Activity:
Copy the records below exactly as they stand. Leave out the pictures.

Records provided:
━━━━

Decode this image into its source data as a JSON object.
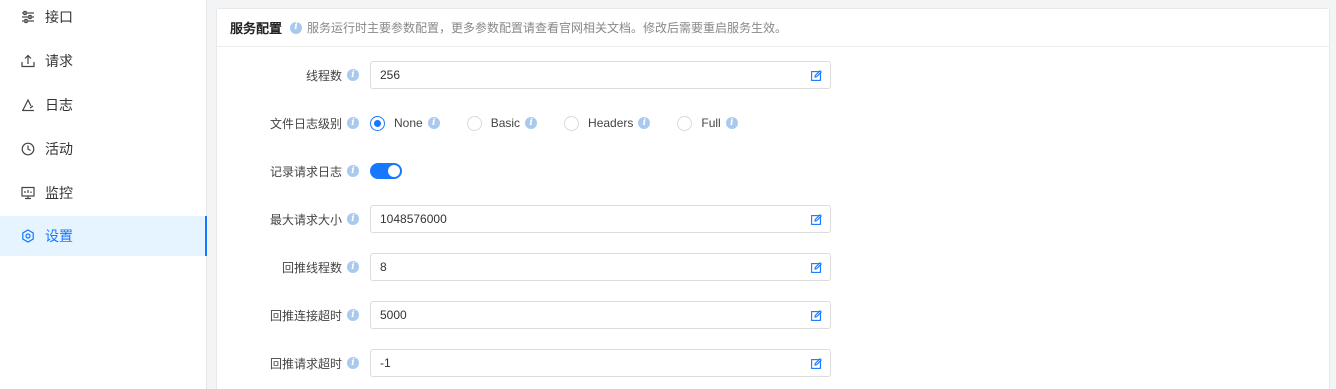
{
  "sidebar": {
    "items": [
      {
        "label": "接口",
        "icon": "sliders-icon"
      },
      {
        "label": "请求",
        "icon": "upload-icon"
      },
      {
        "label": "日志",
        "icon": "log-icon"
      },
      {
        "label": "活动",
        "icon": "clock-icon"
      },
      {
        "label": "监控",
        "icon": "monitor-icon"
      },
      {
        "label": "设置",
        "icon": "settings-icon",
        "active": true
      }
    ]
  },
  "panel": {
    "title": "服务配置",
    "description": "服务运行时主要参数配置，更多参数配置请查看官网相关文档。修改后需要重启服务生效。"
  },
  "form": {
    "threads": {
      "label": "线程数",
      "value": "256"
    },
    "file_log_level": {
      "label": "文件日志级别",
      "options": [
        "None",
        "Basic",
        "Headers",
        "Full"
      ],
      "selected": "None"
    },
    "record_request_log": {
      "label": "记录请求日志",
      "enabled": true
    },
    "max_request_size": {
      "label": "最大请求大小",
      "value": "1048576000"
    },
    "callback_threads": {
      "label": "回推线程数",
      "value": "8"
    },
    "callback_connect_timeout": {
      "label": "回推连接超时",
      "value": "5000"
    },
    "callback_request_timeout": {
      "label": "回推请求超时",
      "value": "-1"
    }
  },
  "colors": {
    "accent": "#1677ff",
    "info_icon": "#a9c9ef"
  }
}
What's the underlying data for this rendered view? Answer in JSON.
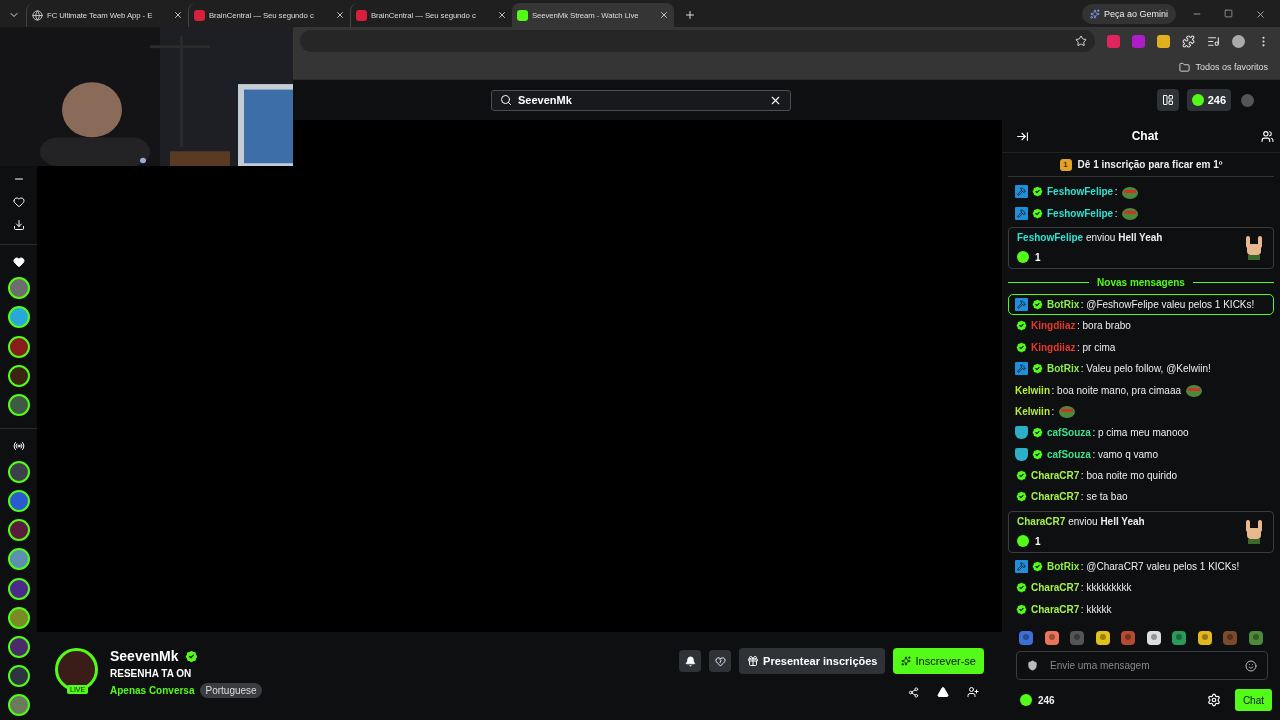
{
  "browser": {
    "tabs": [
      {
        "title": "FC Ultimate Team Web App - E",
        "kind": "globe",
        "selected": false
      },
      {
        "title": "BrainCentral — Seu segundo c",
        "kind": "brain",
        "selected": false
      },
      {
        "title": "BrainCentral — Seu segundo c",
        "kind": "brain",
        "selected": false
      },
      {
        "title": "SeevenMk Stream - Watch Live",
        "kind": "kick",
        "selected": true
      }
    ],
    "gemini_button": "Peça ao Gemini",
    "bookmarks_folder": "Todos os favoritos"
  },
  "top_bar": {
    "search": {
      "value": "SeevenMk"
    },
    "points": "246"
  },
  "sidebar": {
    "followed": [
      {
        "kind": "avatar"
      },
      {
        "kind": "avatar"
      },
      {
        "kind": "avatar"
      },
      {
        "kind": "avatar"
      },
      {
        "kind": "avatar"
      }
    ],
    "recommended": [
      {
        "kind": "avatar"
      },
      {
        "kind": "avatar"
      },
      {
        "kind": "avatar"
      },
      {
        "kind": "avatar"
      },
      {
        "kind": "avatar"
      },
      {
        "kind": "avatar"
      },
      {
        "kind": "avatar"
      },
      {
        "kind": "avatar"
      },
      {
        "kind": "avatar"
      }
    ]
  },
  "channel": {
    "name": "SeevenMk",
    "live_badge": "LIVE",
    "title": "RESENHA TA ON",
    "category": "Apenas Conversa",
    "language": "Portuguese",
    "gift_button": "Presentear inscrições",
    "subscribe_button": "Inscrever-se"
  },
  "chat": {
    "title": "Chat",
    "pinned": {
      "rank": "1",
      "text": "Dê 1 inscrição para ficar em 1º"
    },
    "messages": [
      {
        "kind": "message",
        "badges": [
          {
            "kind": "mod"
          },
          {
            "kind": "verified"
          }
        ],
        "user": "FeshowFelipe",
        "color": "#2fe3d3",
        "text": ":",
        "emote": true,
        "highlighted": false
      },
      {
        "kind": "message",
        "badges": [
          {
            "kind": "mod"
          },
          {
            "kind": "verified"
          }
        ],
        "user": "FeshowFelipe",
        "color": "#2fe3d3",
        "text": ":",
        "emote": true,
        "highlighted": false
      },
      {
        "kind": "gift",
        "user": "FeshowFelipe",
        "color": "#2fe3d3",
        "action": "enviou",
        "item": "Hell Yeah",
        "amount": "1"
      },
      {
        "kind": "divider",
        "text": "Novas mensagens"
      },
      {
        "kind": "message",
        "badges": [
          {
            "kind": "mod"
          },
          {
            "kind": "verified"
          }
        ],
        "user": "BotRix",
        "color": "#8ef04a",
        "text": ": @FeshowFelipe valeu pelos 1 KICKs!",
        "emote": false,
        "highlighted": true
      },
      {
        "kind": "message",
        "badges": [
          {
            "kind": "verified"
          }
        ],
        "user": "Kingdiiaz",
        "color": "#e5392b",
        "text": ": bora brabo",
        "emote": false,
        "highlighted": false
      },
      {
        "kind": "message",
        "badges": [
          {
            "kind": "verified"
          }
        ],
        "user": "Kingdiiaz",
        "color": "#e5392b",
        "text": ": pr cima",
        "emote": false,
        "highlighted": false
      },
      {
        "kind": "message",
        "badges": [
          {
            "kind": "mod"
          },
          {
            "kind": "verified"
          }
        ],
        "user": "BotRix",
        "color": "#8ef04a",
        "text": ": Valeu pelo follow, @Kelwiin!",
        "emote": false,
        "highlighted": false
      },
      {
        "kind": "message",
        "user": "Kelwiin",
        "color": "#b8f03a",
        "text": ": boa noite mano, pra cimaaa",
        "emote": true,
        "highlighted": false
      },
      {
        "kind": "message",
        "user": "Kelwiin",
        "color": "#b8f03a",
        "text": ":",
        "emote": true,
        "highlighted": false
      },
      {
        "kind": "message",
        "badges": [
          {
            "kind": "sub"
          },
          {
            "kind": "verified"
          }
        ],
        "user": "cafSouza",
        "color": "#3ee08a",
        "text": ": p cima meu manooo",
        "emote": false,
        "highlighted": false
      },
      {
        "kind": "message",
        "badges": [
          {
            "kind": "sub"
          },
          {
            "kind": "verified"
          }
        ],
        "user": "cafSouza",
        "color": "#3ee08a",
        "text": ": vamo q vamo",
        "emote": false,
        "highlighted": false
      },
      {
        "kind": "message",
        "badges": [
          {
            "kind": "verified"
          }
        ],
        "user": "CharaCR7",
        "color": "#a6f04a",
        "text": ": boa noite mo quirido",
        "emote": false,
        "highlighted": false
      },
      {
        "kind": "message",
        "badges": [
          {
            "kind": "verified"
          }
        ],
        "user": "CharaCR7",
        "color": "#a6f04a",
        "text": ": se ta bao",
        "emote": false,
        "highlighted": false
      },
      {
        "kind": "gift",
        "user": "CharaCR7",
        "color": "#a6f04a",
        "action": "enviou",
        "item": "Hell Yeah",
        "amount": "1"
      },
      {
        "kind": "message",
        "badges": [
          {
            "kind": "mod"
          },
          {
            "kind": "verified"
          }
        ],
        "user": "BotRix",
        "color": "#8ef04a",
        "text": ": @CharaCR7 valeu pelos 1 KICKs!",
        "emote": false,
        "highlighted": false
      },
      {
        "kind": "message",
        "badges": [
          {
            "kind": "verified"
          }
        ],
        "user": "CharaCR7",
        "color": "#a6f04a",
        "text": ": kkkkkkkkk",
        "emote": false,
        "highlighted": false
      },
      {
        "kind": "message",
        "badges": [
          {
            "kind": "verified"
          }
        ],
        "user": "CharaCR7",
        "color": "#a6f04a",
        "text": ": kkkkk",
        "emote": false,
        "highlighted": false
      }
    ],
    "emote_bar": [
      {
        "kind": "emote"
      },
      {
        "kind": "emote"
      },
      {
        "kind": "emote"
      },
      {
        "kind": "emote"
      },
      {
        "kind": "emote"
      },
      {
        "kind": "emote"
      },
      {
        "kind": "emote"
      },
      {
        "kind": "emote"
      },
      {
        "kind": "emote"
      },
      {
        "kind": "emote"
      }
    ],
    "input": {
      "placeholder": "Envie uma mensagem"
    },
    "points": "246",
    "send_button": "Chat"
  }
}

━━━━

Response area:
Decode this image into its source data as a JSON object.
{
  "sidebar": {
    "items": [
      {
        "label": "接口",
        "icon": "sliders-icon"
      },
      {
        "label": "请求",
        "icon": "upload-icon"
      },
      {
        "label": "日志",
        "icon": "log-icon"
      },
      {
        "label": "活动",
        "icon": "clock-icon"
      },
      {
        "label": "监控",
        "icon": "monitor-icon"
      },
      {
        "label": "设置",
        "icon": "settings-icon",
        "active": true
      }
    ]
  },
  "panel": {
    "title": "服务配置",
    "description": "服务运行时主要参数配置，更多参数配置请查看官网相关文档。修改后需要重启服务生效。"
  },
  "form": {
    "threads": {
      "label": "线程数",
      "value": "256"
    },
    "file_log_level": {
      "label": "文件日志级别",
      "options": [
        "None",
        "Basic",
        "Headers",
        "Full"
      ],
      "selected": "None"
    },
    "record_request_log": {
      "label": "记录请求日志",
      "enabled": true
    },
    "max_request_size": {
      "label": "最大请求大小",
      "value": "1048576000"
    },
    "callback_threads": {
      "label": "回推线程数",
      "value": "8"
    },
    "callback_connect_timeout": {
      "label": "回推连接超时",
      "value": "5000"
    },
    "callback_request_timeout": {
      "label": "回推请求超时",
      "value": "-1"
    }
  },
  "colors": {
    "accent": "#1677ff",
    "info_icon": "#a9c9ef"
  }
}
What's the underlying data for this rendered view? Answer in JSON.
{
  "browser": {
    "tabs": [
      {
        "title": "FC Ultimate Team Web App - E",
        "kind": "globe",
        "selected": false
      },
      {
        "title": "BrainCentral — Seu segundo c",
        "kind": "brain",
        "selected": false
      },
      {
        "title": "BrainCentral — Seu segundo c",
        "kind": "brain",
        "selected": false
      },
      {
        "title": "SeevenMk Stream - Watch Live",
        "kind": "kick",
        "selected": true
      }
    ],
    "gemini_button": "Peça ao Gemini",
    "bookmarks_folder": "Todos os favoritos"
  },
  "top_bar": {
    "search": {
      "value": "SeevenMk"
    },
    "points": "246"
  },
  "sidebar": {
    "followed": [
      {
        "kind": "avatar"
      },
      {
        "kind": "avatar"
      },
      {
        "kind": "avatar"
      },
      {
        "kind": "avatar"
      },
      {
        "kind": "avatar"
      }
    ],
    "recommended": [
      {
        "kind": "avatar"
      },
      {
        "kind": "avatar"
      },
      {
        "kind": "avatar"
      },
      {
        "kind": "avatar"
      },
      {
        "kind": "avatar"
      },
      {
        "kind": "avatar"
      },
      {
        "kind": "avatar"
      },
      {
        "kind": "avatar"
      },
      {
        "kind": "avatar"
      }
    ]
  },
  "channel": {
    "name": "SeevenMk",
    "live_badge": "LIVE",
    "title": "RESENHA TA ON",
    "category": "Apenas Conversa",
    "language": "Portuguese",
    "gift_button": "Presentear inscrições",
    "subscribe_button": "Inscrever-se"
  },
  "chat": {
    "title": "Chat",
    "pinned": {
      "rank": "1",
      "text": "Dê 1 inscrição para ficar em 1º"
    },
    "messages": [
      {
        "kind": "message",
        "badges": [
          {
            "kind": "mod"
          },
          {
            "kind": "verified"
          }
        ],
        "user": "FeshowFelipe",
        "color": "#2fe3d3",
        "text": ":",
        "emote": true,
        "highlighted": false
      },
      {
        "kind": "message",
        "badges": [
          {
            "kind": "mod"
          },
          {
            "kind": "verified"
          }
        ],
        "user": "FeshowFelipe",
        "color": "#2fe3d3",
        "text": ":",
        "emote": true,
        "highlighted": false
      },
      {
        "kind": "gift",
        "user": "FeshowFelipe",
        "color": "#2fe3d3",
        "action": "enviou",
        "item": "Hell Yeah",
        "amount": "1"
      },
      {
        "kind": "divider",
        "text": "Novas mensagens"
      },
      {
        "kind": "message",
        "badges": [
          {
            "kind": "mod"
          },
          {
            "kind": "verified"
          }
        ],
        "user": "BotRix",
        "color": "#8ef04a",
        "text": ": @FeshowFelipe valeu pelos 1 KICKs!",
        "emote": false,
        "highlighted": true
      },
      {
        "kind": "message",
        "badges": [
          {
            "kind": "verified"
          }
        ],
        "user": "Kingdiiaz",
        "color": "#e5392b",
        "text": ": bora brabo",
        "emote": false,
        "highlighted": false
      },
      {
        "kind": "message",
        "badges": [
          {
            "kind": "verified"
          }
        ],
        "user": "Kingdiiaz",
        "color": "#e5392b",
        "text": ": pr cima",
        "emote": false,
        "highlighted": false
      },
      {
        "kind": "message",
        "badges": [
          {
            "kind": "mod"
          },
          {
            "kind": "verified"
          }
        ],
        "user": "BotRix",
        "color": "#8ef04a",
        "text": ": Valeu pelo follow, @Kelwiin!",
        "emote": false,
        "highlighted": false
      },
      {
        "kind": "message",
        "user": "Kelwiin",
        "color": "#b8f03a",
        "text": ": boa noite mano, pra cimaaa",
        "emote": true,
        "highlighted": false
      },
      {
        "kind": "message",
        "user": "Kelwiin",
        "color": "#b8f03a",
        "text": ":",
        "emote": true,
        "highlighted": false
      },
      {
        "kind": "message",
        "badges": [
          {
            "kind": "sub"
          },
          {
            "kind": "verified"
          }
        ],
        "user": "cafSouza",
        "color": "#3ee08a",
        "text": ": p cima meu manooo",
        "emote": false,
        "highlighted": false
      },
      {
        "kind": "message",
        "badges": [
          {
            "kind": "sub"
          },
          {
            "kind": "verified"
          }
        ],
        "user": "cafSouza",
        "color": "#3ee08a",
        "text": ": vamo q vamo",
        "emote": false,
        "highlighted": false
      },
      {
        "kind": "message",
        "badges": [
          {
            "kind": "verified"
          }
        ],
        "user": "CharaCR7",
        "color": "#a6f04a",
        "text": ": boa noite mo quirido",
        "emote": false,
        "highlighted": false
      },
      {
        "kind": "message",
        "badges": [
          {
            "kind": "verified"
          }
        ],
        "user": "CharaCR7",
        "color": "#a6f04a",
        "text": ": se ta bao",
        "emote": false,
        "highlighted": false
      },
      {
        "kind": "gift",
        "user": "CharaCR7",
        "color": "#a6f04a",
        "action": "enviou",
        "item": "Hell Yeah",
        "amount": "1"
      },
      {
        "kind": "message",
        "badges": [
          {
            "kind": "mod"
          },
          {
            "kind": "verified"
          }
        ],
        "user": "BotRix",
        "color": "#8ef04a",
        "text": ": @CharaCR7 valeu pelos 1 KICKs!",
        "emote": false,
        "highlighted": false
      },
      {
        "kind": "message",
        "badges": [
          {
            "kind": "verified"
          }
        ],
        "user": "CharaCR7",
        "color": "#a6f04a",
        "text": ": kkkkkkkkk",
        "emote": false,
        "highlighted": false
      },
      {
        "kind": "message",
        "badges": [
          {
            "kind": "verified"
          }
        ],
        "user": "CharaCR7",
        "color": "#a6f04a",
        "text": ": kkkkk",
        "emote": false,
        "highlighted": false
      }
    ],
    "emote_bar": [
      {
        "kind": "emote"
      },
      {
        "kind": "emote"
      },
      {
        "kind": "emote"
      },
      {
        "kind": "emote"
      },
      {
        "kind": "emote"
      },
      {
        "kind": "emote"
      },
      {
        "kind": "emote"
      },
      {
        "kind": "emote"
      },
      {
        "kind": "emote"
      },
      {
        "kind": "emote"
      }
    ],
    "input": {
      "placeholder": "Envie uma mensagem"
    },
    "points": "246",
    "send_button": "Chat"
  }
}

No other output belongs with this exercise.